One might wonder, “why don’t these people just grow their own coffee?” And while that is a legitimate question, growing coffee is a complicated process that can only be done successfully in certain parts of the world, specifically areas between the Tropics of Cancer and Capricorn.
This area is known by several names, such as the “bean belt” or “coffee belt,” but all refer to the same area.
This equator encompassing section on earth meets the demands of the picky Arabica coffee plant, and allows for profitable and tasty growing. People who spend their lives in search of finding the best growing region for coffee oftentimes have conflicting opinions.
Though, some of the names that seem to come up most often are Ethiopia, Kenya, Guatemala, and Colombia.
For many, Ethiopia is number one on a list of best growing regions. Coffee was first discovered in southern Ethiopia, specifically coffee of the Arabica variety, meaning it is the absolute birthplace of coffee, and has been grown there for thousands of years and perfected.
All other Arabica coffee grown in other places is essentially just a sort of copy; changing after adapting to the foreign climate and surrounding plants.
Ethiopian coffee will usually have sweet fruit notes, as well as floral aromas, and will be full bodied, full flavored, bold, but also very balanced. Coffee from Ethiopia is the most “pure” coffee anyone can get.
Guatemala’s growing conditions are quite unique to the region; having miles and miles of nutrient rich volcanic soil, and a plethora of hilly landscapes. Containing several microclimates, such as Antigua, Guatemalan coffee will usually have notes of coco and spices with a sweetly balanced and full bodied profile.
Coffee in Kenya is grown on the foothills of Mt. Kenya, and thanks to research done about a century ago, the perfect coffee plant variety for Kenya was engineered.
This variety, known as SL28, puts Kenya high up in the list for many, and also put the country on the map of fantastic coffee.
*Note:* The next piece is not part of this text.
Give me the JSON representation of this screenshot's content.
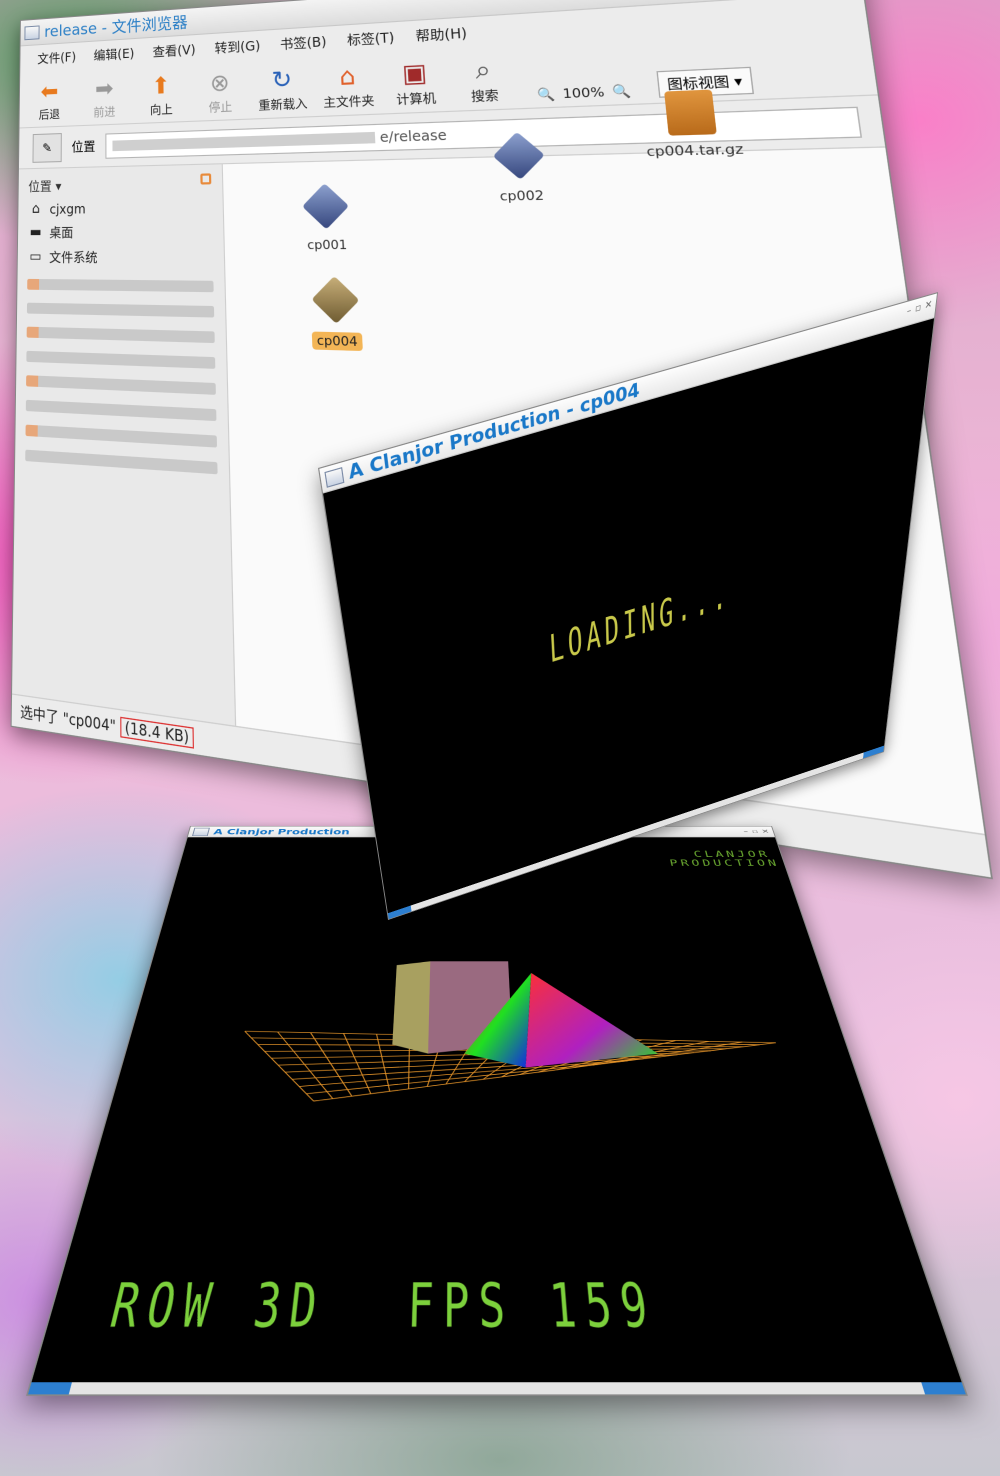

Kenyan coffee undergoes a strictly controlled and monitored processing system, in which all of the coffee is guaranteed to taste amazing. Kenyan coffee will usually have a very bright and acidic taste, coupled with a pleasant full body.
Colombia is one of the most widely known coffee producing nation, and is usually the first place to pop into people’s heads when growing regions are brought up.
Like many other areas, coffee in Colombia is grown on smaller farms, in which a high standard for quality is a dominating factor. Colombian coffee is known to be quite soft on the palate with a bright acidity, and will have notes of fresh fruit as well. Though, Colombia is home to some of the most diverse microclimates, meaning that beans from a farm a few miles away might taste completely different.
Keep in mind that a favorite growing region is completely personal preference, putting the drinker’s opinion far above that of any coffee master.